I’m not surprised if the “social entrepreneur” title confuses you. Not all online definitions agree on what a social entrepreneur is. Someone responded in a Facebook group that they thought it meant social media entrepreneur. My favourite definition is from the Canadian Social Entrepreneur Foundation:
“A social entrepreneur is someone who recognizes a social problem and uses entrepreneurial principles to organize, create, and manage a venture to make social change (a social venture).”
Ashoka founder Bill Drayton coined the term social entrepreneur in the 1980s. Simply put, social entrepreneurs make businesses that solve social problems. Also see phrases like conscious capitalism or corporate social responsibility. Unlike many traditional businesses which place profit first, social businesses place people over profit or people at the same level as profit. Unlike charities or social enterprises, social businesses also make money. Some, like TOMS and TenTree Apparel, make a lot!
In my, ahem, humble opinion, social entrepreneurship is the most important way forward for our planet for three reasons:
- Many startups looking to solve social problems are fairly nimble, meaning they can evolve quickly to suit a need. That’s not to say they don’t have their own bureaucratic hoops to jump through, but at least it’s not on both ends.
- Social entrepreneurs are creative. Maybe not in the Picasso way, but definitely when it comes to coming up with connecting ideas and innovating. They’re revolutionaries!
- They care. It’s one thing to say your corporation has a green policy…like you recycle paper or something; it’s another to be building a solar farm or feeding starving children. There’s a clear intent and conscious approach to the work. It’s not an afterthought.
“Social entrepreneurs are not content just to give a fish or teach how to fish. They will not rest until they have revolutionized the fishing industry.” – Bill Drayton
There are a number of different business models, such as TOMS 1 for 1 (buy a pair of shoes and they give a pair to someone in need) or Indiegogo’s crowdfunding platform. Read the books I mentioned in my last blog post if you’re looking for ideas and inspiration.
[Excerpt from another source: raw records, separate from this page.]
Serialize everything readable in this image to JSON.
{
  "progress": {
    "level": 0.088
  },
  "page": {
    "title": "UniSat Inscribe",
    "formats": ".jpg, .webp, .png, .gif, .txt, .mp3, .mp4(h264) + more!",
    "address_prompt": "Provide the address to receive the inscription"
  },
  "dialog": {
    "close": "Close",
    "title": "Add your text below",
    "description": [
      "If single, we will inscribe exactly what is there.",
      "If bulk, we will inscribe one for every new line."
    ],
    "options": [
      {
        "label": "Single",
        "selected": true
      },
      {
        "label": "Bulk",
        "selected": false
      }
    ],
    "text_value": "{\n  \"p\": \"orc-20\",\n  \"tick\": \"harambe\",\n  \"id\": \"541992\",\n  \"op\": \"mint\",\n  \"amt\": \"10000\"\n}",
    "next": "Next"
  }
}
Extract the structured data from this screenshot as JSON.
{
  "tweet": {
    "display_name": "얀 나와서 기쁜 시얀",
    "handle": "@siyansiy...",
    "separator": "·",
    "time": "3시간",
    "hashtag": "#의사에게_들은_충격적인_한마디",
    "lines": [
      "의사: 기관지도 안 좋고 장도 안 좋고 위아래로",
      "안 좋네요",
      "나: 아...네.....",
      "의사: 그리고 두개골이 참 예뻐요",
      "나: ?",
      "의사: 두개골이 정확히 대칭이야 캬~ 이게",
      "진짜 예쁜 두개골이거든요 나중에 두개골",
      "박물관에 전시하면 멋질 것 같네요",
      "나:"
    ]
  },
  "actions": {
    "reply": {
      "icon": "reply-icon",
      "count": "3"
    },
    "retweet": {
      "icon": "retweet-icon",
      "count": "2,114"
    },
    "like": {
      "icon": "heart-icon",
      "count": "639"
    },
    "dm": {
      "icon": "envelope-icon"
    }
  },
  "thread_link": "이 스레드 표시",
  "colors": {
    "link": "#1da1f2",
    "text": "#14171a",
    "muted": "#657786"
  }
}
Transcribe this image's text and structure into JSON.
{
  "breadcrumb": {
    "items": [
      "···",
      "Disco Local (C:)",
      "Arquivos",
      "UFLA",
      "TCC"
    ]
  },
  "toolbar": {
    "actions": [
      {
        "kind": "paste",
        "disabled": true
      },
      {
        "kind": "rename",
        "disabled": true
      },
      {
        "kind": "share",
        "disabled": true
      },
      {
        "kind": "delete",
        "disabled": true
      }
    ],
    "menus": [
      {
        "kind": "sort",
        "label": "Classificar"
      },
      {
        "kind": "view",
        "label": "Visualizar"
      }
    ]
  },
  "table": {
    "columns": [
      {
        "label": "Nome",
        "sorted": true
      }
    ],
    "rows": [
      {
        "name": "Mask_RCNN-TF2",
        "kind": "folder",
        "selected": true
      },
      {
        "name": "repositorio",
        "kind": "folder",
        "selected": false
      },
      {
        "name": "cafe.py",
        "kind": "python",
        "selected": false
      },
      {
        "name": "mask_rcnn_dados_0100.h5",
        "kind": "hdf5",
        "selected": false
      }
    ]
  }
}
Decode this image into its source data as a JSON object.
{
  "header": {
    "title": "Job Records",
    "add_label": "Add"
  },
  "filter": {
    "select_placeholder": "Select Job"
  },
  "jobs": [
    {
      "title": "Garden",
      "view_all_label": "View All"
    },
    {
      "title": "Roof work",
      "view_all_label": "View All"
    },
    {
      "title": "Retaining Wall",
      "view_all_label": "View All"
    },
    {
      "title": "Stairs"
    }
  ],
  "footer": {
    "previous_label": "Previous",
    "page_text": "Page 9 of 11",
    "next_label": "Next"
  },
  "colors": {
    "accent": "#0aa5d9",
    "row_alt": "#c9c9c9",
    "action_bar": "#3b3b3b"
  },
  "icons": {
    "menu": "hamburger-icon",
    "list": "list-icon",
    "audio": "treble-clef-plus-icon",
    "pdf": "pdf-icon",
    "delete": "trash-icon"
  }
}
If you want to solve a problem and build a profitable business doing it, you totally can. In fact, you should.